“This project will dig into many of the most relevant questions and issues that the e-mobility transition involves for players operating in this space, particularly in low and middle-income countries,” said Diana Páez, Senior Director and mobility lead at WDI. “With the answers to these questions, we will work with Chihuahua to develop a strong ecosystem that builds on their assets and strengths and helps position the state as an e-mobility leader.”
Electric vehicles (EVs) represented just 4.1% of total new vehicle sales worldwide in 2020. However, that figure doubled to nearly 9% (6.6 million vehicles) in 2021, according to the International Energy Agency. Nearly all automakers are introducing new EVs, investing heavily in R&D for electric powertrains and batteries, and several have announced plans to phase out internal combustion engine vehicles.
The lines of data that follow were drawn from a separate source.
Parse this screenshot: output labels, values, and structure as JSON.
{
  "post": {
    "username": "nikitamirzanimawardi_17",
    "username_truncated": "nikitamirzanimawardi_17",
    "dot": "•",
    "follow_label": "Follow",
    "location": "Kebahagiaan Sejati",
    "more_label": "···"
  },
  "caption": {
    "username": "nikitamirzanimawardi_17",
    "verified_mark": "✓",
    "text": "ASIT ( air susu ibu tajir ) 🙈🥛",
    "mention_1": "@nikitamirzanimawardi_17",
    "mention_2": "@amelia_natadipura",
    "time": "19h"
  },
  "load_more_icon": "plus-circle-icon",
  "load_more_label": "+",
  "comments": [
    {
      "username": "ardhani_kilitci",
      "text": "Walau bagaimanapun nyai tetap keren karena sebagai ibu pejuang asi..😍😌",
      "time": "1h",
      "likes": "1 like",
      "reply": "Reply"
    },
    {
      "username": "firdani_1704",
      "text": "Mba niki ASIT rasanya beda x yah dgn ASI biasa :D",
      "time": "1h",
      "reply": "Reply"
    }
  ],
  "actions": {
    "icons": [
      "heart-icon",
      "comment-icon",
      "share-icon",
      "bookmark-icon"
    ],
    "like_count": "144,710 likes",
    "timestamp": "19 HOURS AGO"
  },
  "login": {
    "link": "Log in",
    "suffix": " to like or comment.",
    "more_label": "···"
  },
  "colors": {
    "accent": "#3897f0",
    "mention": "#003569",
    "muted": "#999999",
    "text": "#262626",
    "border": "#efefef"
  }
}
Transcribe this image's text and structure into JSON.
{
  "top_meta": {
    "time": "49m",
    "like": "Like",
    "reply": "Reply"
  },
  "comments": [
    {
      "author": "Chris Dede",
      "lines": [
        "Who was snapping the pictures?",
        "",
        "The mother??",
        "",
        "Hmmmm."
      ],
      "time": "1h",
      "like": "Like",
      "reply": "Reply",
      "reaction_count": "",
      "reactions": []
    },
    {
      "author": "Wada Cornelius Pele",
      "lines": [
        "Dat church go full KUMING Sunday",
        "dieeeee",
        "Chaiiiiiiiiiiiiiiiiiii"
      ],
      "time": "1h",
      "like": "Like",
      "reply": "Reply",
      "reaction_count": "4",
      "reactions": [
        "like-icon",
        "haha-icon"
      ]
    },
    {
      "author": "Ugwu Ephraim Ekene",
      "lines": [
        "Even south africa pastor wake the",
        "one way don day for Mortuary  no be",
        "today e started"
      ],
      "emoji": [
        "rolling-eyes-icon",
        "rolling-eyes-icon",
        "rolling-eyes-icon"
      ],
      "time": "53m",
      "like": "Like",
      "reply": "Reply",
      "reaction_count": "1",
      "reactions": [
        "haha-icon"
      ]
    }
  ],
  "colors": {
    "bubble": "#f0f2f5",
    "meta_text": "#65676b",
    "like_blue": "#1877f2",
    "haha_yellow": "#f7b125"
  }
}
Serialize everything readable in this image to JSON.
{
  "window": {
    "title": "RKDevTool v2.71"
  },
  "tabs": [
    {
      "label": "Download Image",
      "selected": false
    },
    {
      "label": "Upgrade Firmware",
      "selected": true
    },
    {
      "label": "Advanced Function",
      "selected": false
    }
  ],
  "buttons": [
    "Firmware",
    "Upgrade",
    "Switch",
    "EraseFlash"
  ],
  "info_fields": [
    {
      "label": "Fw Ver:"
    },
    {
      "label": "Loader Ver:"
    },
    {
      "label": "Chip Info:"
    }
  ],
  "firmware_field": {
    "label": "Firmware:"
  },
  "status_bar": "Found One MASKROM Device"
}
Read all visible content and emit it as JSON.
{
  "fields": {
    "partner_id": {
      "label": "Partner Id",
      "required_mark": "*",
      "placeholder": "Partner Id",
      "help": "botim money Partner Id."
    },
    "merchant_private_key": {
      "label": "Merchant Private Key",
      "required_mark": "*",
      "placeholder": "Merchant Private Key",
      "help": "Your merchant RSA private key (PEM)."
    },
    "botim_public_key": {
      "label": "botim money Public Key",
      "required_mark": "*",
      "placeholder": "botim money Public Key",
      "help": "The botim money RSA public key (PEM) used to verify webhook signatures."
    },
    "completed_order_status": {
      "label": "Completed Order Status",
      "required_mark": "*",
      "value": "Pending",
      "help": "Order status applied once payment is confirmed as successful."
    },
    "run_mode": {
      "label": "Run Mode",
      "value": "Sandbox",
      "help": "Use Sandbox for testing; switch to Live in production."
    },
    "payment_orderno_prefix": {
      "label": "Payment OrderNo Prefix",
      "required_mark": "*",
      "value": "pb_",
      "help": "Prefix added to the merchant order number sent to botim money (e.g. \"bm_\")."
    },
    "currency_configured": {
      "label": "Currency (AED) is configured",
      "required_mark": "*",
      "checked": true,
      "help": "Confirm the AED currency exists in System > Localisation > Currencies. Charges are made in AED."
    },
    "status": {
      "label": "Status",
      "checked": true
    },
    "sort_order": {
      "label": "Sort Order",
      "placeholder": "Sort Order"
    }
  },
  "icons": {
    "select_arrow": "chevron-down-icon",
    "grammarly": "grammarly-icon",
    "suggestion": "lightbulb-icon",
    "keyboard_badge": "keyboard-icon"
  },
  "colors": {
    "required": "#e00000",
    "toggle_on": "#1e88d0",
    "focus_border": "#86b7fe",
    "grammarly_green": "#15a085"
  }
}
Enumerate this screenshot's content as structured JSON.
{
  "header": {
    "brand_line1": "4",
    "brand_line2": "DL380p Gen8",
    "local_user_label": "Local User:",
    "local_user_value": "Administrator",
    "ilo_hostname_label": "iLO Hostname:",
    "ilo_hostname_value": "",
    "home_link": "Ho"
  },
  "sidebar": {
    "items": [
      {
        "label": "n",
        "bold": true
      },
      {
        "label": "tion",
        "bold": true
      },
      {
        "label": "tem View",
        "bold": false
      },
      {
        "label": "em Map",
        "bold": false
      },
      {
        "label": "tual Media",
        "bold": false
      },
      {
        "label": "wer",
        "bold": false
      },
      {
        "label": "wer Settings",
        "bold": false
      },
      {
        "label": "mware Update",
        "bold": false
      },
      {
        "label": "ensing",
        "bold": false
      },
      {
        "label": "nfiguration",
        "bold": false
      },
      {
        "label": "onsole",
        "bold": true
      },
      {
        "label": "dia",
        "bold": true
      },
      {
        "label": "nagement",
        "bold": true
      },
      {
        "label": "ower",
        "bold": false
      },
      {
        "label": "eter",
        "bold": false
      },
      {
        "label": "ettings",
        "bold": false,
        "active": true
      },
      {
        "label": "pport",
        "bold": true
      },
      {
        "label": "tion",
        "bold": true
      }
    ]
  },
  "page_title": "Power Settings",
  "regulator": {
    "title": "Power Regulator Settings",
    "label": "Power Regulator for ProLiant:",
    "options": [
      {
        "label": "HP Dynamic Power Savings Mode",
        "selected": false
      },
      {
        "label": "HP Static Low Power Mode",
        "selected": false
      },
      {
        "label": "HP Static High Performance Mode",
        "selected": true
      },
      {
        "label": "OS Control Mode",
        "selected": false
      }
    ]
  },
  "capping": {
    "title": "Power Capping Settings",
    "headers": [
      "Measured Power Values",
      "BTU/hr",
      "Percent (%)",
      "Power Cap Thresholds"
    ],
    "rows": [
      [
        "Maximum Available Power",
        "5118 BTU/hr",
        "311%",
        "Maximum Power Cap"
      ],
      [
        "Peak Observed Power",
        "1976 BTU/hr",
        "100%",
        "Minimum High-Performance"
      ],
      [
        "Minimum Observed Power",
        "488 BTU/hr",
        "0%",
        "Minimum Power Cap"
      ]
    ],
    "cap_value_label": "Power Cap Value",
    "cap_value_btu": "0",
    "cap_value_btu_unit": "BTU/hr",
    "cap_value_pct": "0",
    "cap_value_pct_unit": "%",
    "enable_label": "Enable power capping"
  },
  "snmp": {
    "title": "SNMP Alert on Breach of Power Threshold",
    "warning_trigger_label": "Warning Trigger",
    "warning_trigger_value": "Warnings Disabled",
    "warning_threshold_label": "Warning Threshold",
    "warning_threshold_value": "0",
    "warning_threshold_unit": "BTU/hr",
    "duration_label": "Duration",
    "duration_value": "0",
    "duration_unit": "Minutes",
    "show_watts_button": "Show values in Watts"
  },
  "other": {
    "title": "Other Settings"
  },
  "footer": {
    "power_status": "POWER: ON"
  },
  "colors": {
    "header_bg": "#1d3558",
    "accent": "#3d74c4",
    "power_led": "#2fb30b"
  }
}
The coming transition has created uncertainty for many companies, municipalities and workforces that depend upon the automotive industry.
“WDI’s focus will be on identifying emerging business opportunities that play to Chihuahua’s capabilities in this sector and recommending areas that the state can target for high-impact interventions. In the current mobility environment, the moves leaders make now will decide whether they win or lose tomorrow. We are delighted to see Chihuahua’s commitment to this goal and excited to partner on this project,” Páez added.
In October of 2021, WDI hosted a delegation from the State of Chihuahua that included representatives from SIDE, the Artificial Intelligence Center, National Polytechnic Institute, Technology Hub, Technology Development Institute, and the Technical Institute of Juárez. Representatives from Dell and Microsoft were also in attendance. The group participated in a weeklong learning and exchange program that included stops and meetings at the University of Michigan in Ann Arbor, SPARK, the Center for Automotive Research, the University Research Corridor, the Michigan Economic Center, and the Office of Future Mobility and Electrification in Detroit, among other mobility players.
WDI works with energy and mobility innovators and entrepreneurs in low- and middle-income countries to develop and scale profitable business models. This includes designing commercialization strategies and generating knowledge and tools that help companies navigate the energy transition and take advantage of emerging opportunities. The Institute partners with University of Michigan faculty, students, and global experts working at the frontiers of solar, wind and other renewable energy solutions. In the mobility space, WDI also leverages the state of Michigan’s rich automotive heritage and vibrant mobility ecosystem to help partners navigate the industry’s ongoing transformation and take advantage of new business opportunities.
At the William Davidson Institute at the University of Michigan, unlocking the power of business to provide lasting economic and social prosperity in low- and middle-income countries (LMICs) is in our DNA. We gather the data, develop new models, test concepts and collaborate with partners to find real solutions that lead to new opportunities. This is what we mean by Solving for Business—our calling since the Institute was first founded as an independent nonprofit educational organization in 1992. We believe societies that empower individuals with the tools and skills to excel in business, in turn generate both economic growth and social freedom—or the agency necessary for people to thrive.
SIDE fosters and facilitates the economic development of Chihuahua, in coordination with economic actors, increasing the competitiveness of businesses through innovation, to generate wealth and employment, and enhance the quality of life for the people of Chihuahua.
I2C is a government agency of the State of Chihuahua that seeks to strengthen and promote scientific, technological and innovation capacities, through strategic research, technological development, and innovation (R&D&i) projects and programs that provide solutions and improve productivity and competitiveness of the productive, social, public, and academic sectors of the State of Chihuahua.